Data about app and page elements

────────────────────────────────────────

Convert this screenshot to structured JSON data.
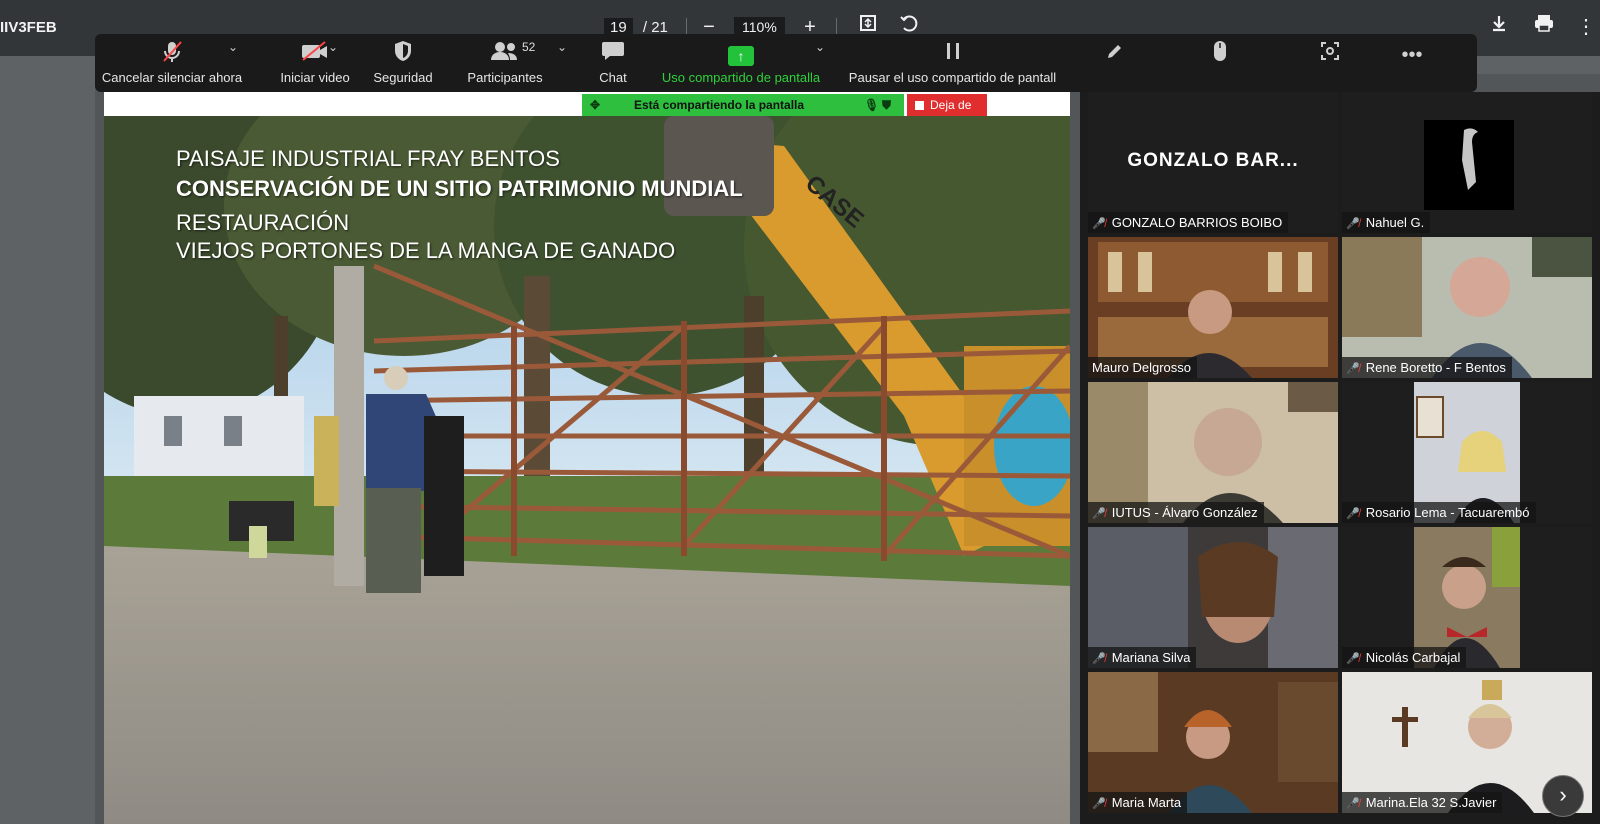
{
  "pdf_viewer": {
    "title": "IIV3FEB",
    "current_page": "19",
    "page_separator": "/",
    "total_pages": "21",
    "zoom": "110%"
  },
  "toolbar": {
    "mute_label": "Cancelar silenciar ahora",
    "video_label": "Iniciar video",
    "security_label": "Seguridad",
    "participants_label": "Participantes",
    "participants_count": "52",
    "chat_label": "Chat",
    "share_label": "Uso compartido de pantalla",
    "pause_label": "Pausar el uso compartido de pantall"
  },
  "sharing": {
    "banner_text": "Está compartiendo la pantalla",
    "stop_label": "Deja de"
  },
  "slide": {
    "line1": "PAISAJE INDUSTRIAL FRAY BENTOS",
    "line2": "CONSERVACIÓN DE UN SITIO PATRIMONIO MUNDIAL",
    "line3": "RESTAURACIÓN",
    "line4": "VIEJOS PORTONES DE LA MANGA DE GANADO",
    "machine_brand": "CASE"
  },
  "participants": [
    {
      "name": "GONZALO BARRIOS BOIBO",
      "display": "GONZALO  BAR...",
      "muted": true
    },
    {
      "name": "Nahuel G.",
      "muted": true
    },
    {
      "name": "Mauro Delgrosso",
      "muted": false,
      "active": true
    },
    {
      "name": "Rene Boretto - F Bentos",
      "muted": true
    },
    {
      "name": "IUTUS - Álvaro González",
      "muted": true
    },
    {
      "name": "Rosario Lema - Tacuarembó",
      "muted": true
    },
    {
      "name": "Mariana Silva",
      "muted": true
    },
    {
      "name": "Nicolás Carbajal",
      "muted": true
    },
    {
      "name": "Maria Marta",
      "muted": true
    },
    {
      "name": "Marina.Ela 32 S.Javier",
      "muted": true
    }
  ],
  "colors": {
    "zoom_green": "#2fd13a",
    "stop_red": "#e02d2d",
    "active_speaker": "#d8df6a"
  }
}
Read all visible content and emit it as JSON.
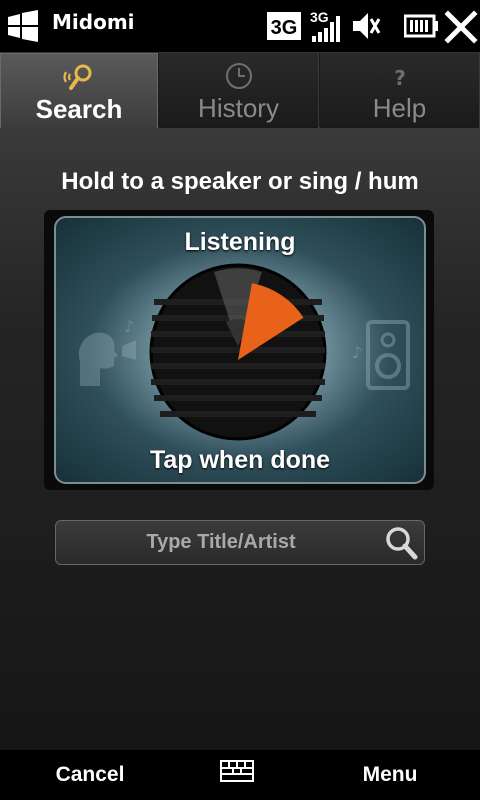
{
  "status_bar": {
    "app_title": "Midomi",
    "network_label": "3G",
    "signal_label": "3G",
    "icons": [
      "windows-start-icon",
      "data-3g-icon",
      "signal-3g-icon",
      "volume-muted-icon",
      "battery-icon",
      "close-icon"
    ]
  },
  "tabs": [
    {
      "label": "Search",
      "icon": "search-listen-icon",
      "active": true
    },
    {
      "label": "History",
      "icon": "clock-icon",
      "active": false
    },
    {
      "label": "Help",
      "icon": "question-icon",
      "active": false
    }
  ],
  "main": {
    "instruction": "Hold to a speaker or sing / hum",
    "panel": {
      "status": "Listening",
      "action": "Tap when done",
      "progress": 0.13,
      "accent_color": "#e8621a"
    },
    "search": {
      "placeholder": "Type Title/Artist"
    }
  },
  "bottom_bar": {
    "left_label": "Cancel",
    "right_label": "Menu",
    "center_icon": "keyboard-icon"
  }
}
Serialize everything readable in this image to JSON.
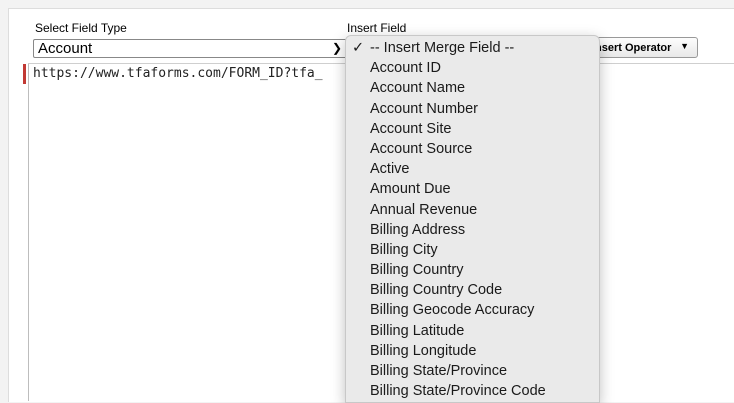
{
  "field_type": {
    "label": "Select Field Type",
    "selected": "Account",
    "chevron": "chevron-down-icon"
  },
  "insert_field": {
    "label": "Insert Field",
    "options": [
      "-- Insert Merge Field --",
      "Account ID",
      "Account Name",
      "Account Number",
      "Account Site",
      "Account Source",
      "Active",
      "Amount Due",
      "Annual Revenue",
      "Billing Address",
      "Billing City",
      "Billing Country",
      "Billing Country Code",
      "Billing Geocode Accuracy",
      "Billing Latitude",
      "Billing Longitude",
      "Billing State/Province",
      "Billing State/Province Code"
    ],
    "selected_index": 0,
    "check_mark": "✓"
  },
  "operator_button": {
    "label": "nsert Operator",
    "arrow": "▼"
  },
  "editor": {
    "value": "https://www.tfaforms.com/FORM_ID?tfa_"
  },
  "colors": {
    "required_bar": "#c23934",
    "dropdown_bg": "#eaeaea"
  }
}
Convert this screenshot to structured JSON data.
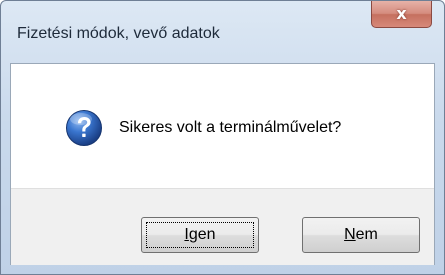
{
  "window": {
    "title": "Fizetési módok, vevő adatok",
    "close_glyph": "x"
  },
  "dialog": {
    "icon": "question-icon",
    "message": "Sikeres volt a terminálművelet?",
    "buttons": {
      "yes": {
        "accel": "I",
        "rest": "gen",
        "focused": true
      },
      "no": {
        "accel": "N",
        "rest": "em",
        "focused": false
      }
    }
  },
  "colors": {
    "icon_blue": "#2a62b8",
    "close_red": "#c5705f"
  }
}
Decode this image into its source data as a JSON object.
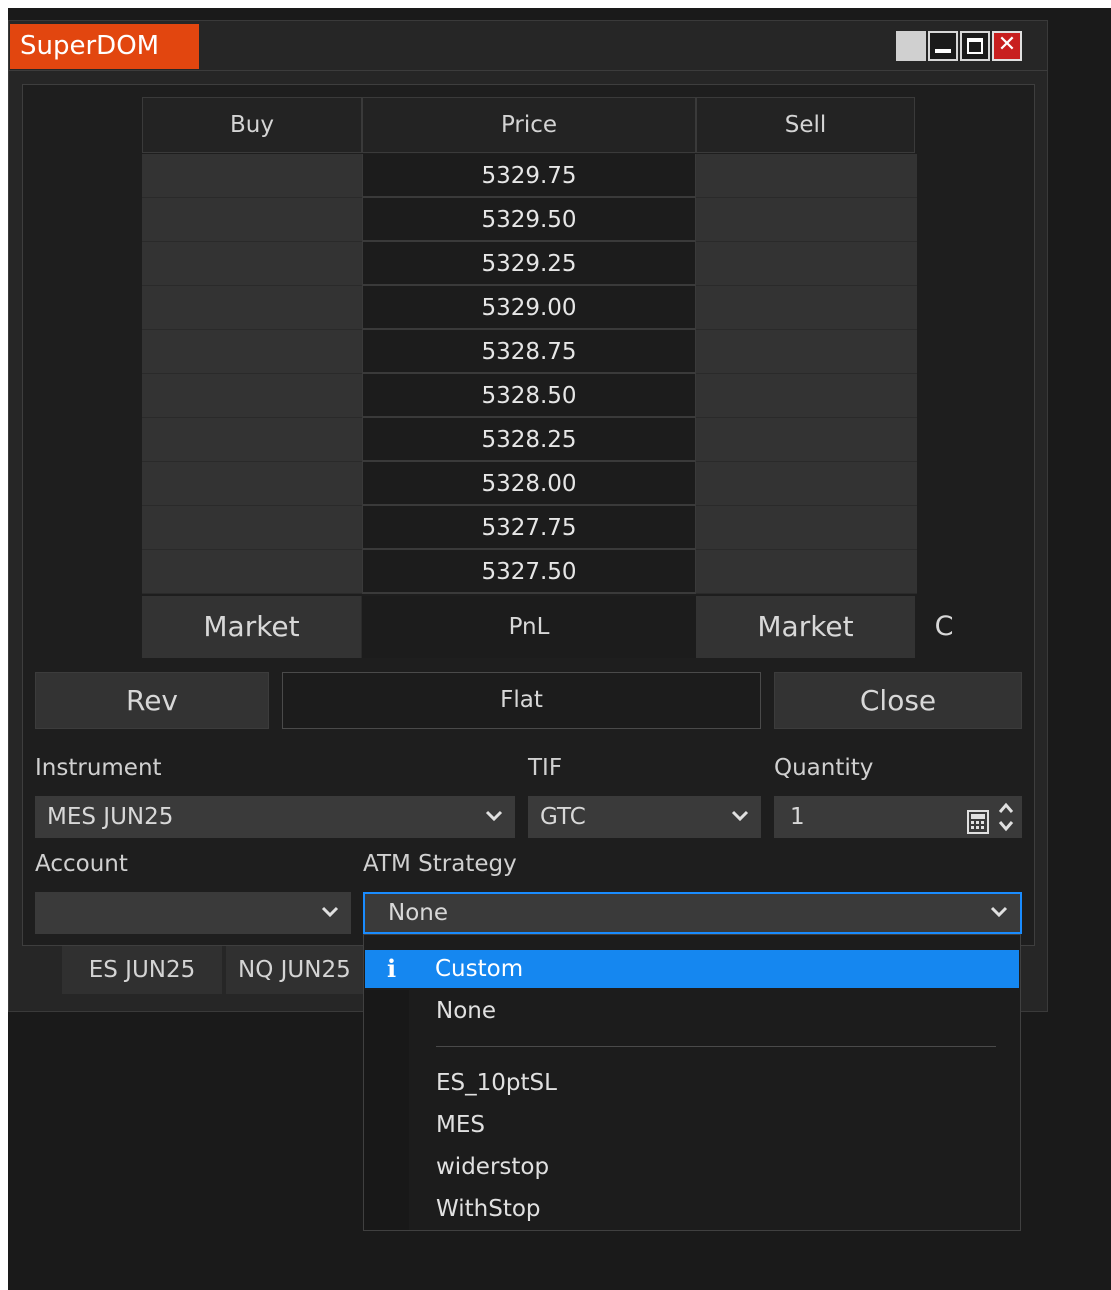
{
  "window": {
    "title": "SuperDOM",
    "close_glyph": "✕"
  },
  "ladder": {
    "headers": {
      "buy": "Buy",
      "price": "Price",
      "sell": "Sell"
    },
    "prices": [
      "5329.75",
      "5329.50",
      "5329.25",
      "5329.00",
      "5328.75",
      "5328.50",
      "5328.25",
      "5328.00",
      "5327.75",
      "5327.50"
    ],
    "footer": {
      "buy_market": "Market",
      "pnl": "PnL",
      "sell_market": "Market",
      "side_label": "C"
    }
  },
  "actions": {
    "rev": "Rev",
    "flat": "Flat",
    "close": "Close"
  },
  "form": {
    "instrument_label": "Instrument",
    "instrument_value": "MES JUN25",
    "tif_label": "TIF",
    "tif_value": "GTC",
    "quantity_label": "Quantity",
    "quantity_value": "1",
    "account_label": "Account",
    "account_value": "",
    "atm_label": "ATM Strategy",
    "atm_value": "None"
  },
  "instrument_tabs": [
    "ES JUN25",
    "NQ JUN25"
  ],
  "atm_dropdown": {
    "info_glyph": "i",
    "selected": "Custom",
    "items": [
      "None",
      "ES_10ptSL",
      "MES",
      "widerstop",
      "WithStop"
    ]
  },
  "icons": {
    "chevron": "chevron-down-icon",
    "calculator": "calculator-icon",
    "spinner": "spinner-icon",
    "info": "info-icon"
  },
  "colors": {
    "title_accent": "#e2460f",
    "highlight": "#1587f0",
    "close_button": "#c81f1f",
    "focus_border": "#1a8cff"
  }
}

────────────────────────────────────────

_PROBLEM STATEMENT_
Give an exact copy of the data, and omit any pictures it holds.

_RESPONSE AREA_
Convert this screenshot to structured JSON data.
{
  "pdf_viewer": {
    "title": "IIV3FEB",
    "current_page": "19",
    "page_separator": "/",
    "total_pages": "21",
    "zoom": "110%"
  },
  "toolbar": {
    "mute_label": "Cancelar silenciar ahora",
    "video_label": "Iniciar video",
    "security_label": "Seguridad",
    "participants_label": "Participantes",
    "participants_count": "52",
    "chat_label": "Chat",
    "share_label": "Uso compartido de pantalla",
    "pause_label": "Pausar el uso compartido de pantall"
  },
  "sharing": {
    "banner_text": "Está compartiendo la pantalla",
    "stop_label": "Deja de"
  },
  "slide": {
    "line1": "PAISAJE INDUSTRIAL FRAY BENTOS",
    "line2": "CONSERVACIÓN DE UN SITIO PATRIMONIO MUNDIAL",
    "line3": "RESTAURACIÓN",
    "line4": "VIEJOS PORTONES DE LA MANGA DE GANADO",
    "machine_brand": "CASE"
  },
  "participants": [
    {
      "name": "GONZALO BARRIOS BOIBO",
      "display": "GONZALO  BAR...",
      "muted": true
    },
    {
      "name": "Nahuel G.",
      "muted": true
    },
    {
      "name": "Mauro Delgrosso",
      "muted": false,
      "active": true
    },
    {
      "name": "Rene Boretto - F Bentos",
      "muted": true
    },
    {
      "name": "IUTUS - Álvaro González",
      "muted": true
    },
    {
      "name": "Rosario Lema - Tacuarembó",
      "muted": true
    },
    {
      "name": "Mariana Silva",
      "muted": true
    },
    {
      "name": "Nicolás Carbajal",
      "muted": true
    },
    {
      "name": "Maria Marta",
      "muted": true
    },
    {
      "name": "Marina.Ela 32 S.Javier",
      "muted": true
    }
  ],
  "colors": {
    "zoom_green": "#2fd13a",
    "stop_red": "#e02d2d",
    "active_speaker": "#d8df6a"
  }
}
Read all visible content and emit it as JSON.
{
  "status_bar": {
    "app_title": "Midomi",
    "network_label": "3G",
    "signal_label": "3G",
    "icons": [
      "windows-start-icon",
      "data-3g-icon",
      "signal-3g-icon",
      "volume-muted-icon",
      "battery-icon",
      "close-icon"
    ]
  },
  "tabs": [
    {
      "label": "Search",
      "icon": "search-listen-icon",
      "active": true
    },
    {
      "label": "History",
      "icon": "clock-icon",
      "active": false
    },
    {
      "label": "Help",
      "icon": "question-icon",
      "active": false
    }
  ],
  "main": {
    "instruction": "Hold to a speaker or sing / hum",
    "panel": {
      "status": "Listening",
      "action": "Tap when done",
      "progress": 0.13,
      "accent_color": "#e8621a"
    },
    "search": {
      "placeholder": "Type Title/Artist"
    }
  },
  "bottom_bar": {
    "left_label": "Cancel",
    "right_label": "Menu",
    "center_icon": "keyboard-icon"
  }
}
Serialize everything readable in this image to JSON.
{
  "field_type": {
    "label": "Select Field Type",
    "selected": "Account",
    "chevron": "chevron-down-icon"
  },
  "insert_field": {
    "label": "Insert Field",
    "options": [
      "-- Insert Merge Field --",
      "Account ID",
      "Account Name",
      "Account Number",
      "Account Site",
      "Account Source",
      "Active",
      "Amount Due",
      "Annual Revenue",
      "Billing Address",
      "Billing City",
      "Billing Country",
      "Billing Country Code",
      "Billing Geocode Accuracy",
      "Billing Latitude",
      "Billing Longitude",
      "Billing State/Province",
      "Billing State/Province Code"
    ],
    "selected_index": 0,
    "check_mark": "✓"
  },
  "operator_button": {
    "label": "nsert Operator",
    "arrow": "▼"
  },
  "editor": {
    "value": "https://www.tfaforms.com/FORM_ID?tfa_"
  },
  "colors": {
    "required_bar": "#c23934",
    "dropdown_bg": "#eaeaea"
  }
}
Convert this screenshot to structured JSON data.
{
  "window": {
    "title": "Fizetési módok, vevő adatok",
    "close_glyph": "x"
  },
  "dialog": {
    "icon": "question-icon",
    "message": "Sikeres volt a terminálművelet?",
    "buttons": {
      "yes": {
        "accel": "I",
        "rest": "gen",
        "focused": true
      },
      "no": {
        "accel": "N",
        "rest": "em",
        "focused": false
      }
    }
  },
  "colors": {
    "icon_blue": "#2a62b8",
    "close_red": "#c5705f"
  }
}
Decode this image into its source data as a JSON object.
{
  "window": {
    "title": "SuperDOM",
    "close_glyph": "✕"
  },
  "ladder": {
    "headers": {
      "buy": "Buy",
      "price": "Price",
      "sell": "Sell"
    },
    "prices": [
      "5329.75",
      "5329.50",
      "5329.25",
      "5329.00",
      "5328.75",
      "5328.50",
      "5328.25",
      "5328.00",
      "5327.75",
      "5327.50"
    ],
    "footer": {
      "buy_market": "Market",
      "pnl": "PnL",
      "sell_market": "Market",
      "side_label": "C"
    }
  },
  "actions": {
    "rev": "Rev",
    "flat": "Flat",
    "close": "Close"
  },
  "form": {
    "instrument_label": "Instrument",
    "instrument_value": "MES JUN25",
    "tif_label": "TIF",
    "tif_value": "GTC",
    "quantity_label": "Quantity",
    "quantity_value": "1",
    "account_label": "Account",
    "account_value": "",
    "atm_label": "ATM Strategy",
    "atm_value": "None"
  },
  "instrument_tabs": [
    "ES JUN25",
    "NQ JUN25"
  ],
  "atm_dropdown": {
    "info_glyph": "i",
    "selected": "Custom",
    "items": [
      "None",
      "ES_10ptSL",
      "MES",
      "widerstop",
      "WithStop"
    ]
  },
  "icons": {
    "chevron": "chevron-down-icon",
    "calculator": "calculator-icon",
    "spinner": "spinner-icon",
    "info": "info-icon"
  },
  "colors": {
    "title_accent": "#e2460f",
    "highlight": "#1587f0",
    "close_button": "#c81f1f",
    "focus_border": "#1a8cff"
  }
}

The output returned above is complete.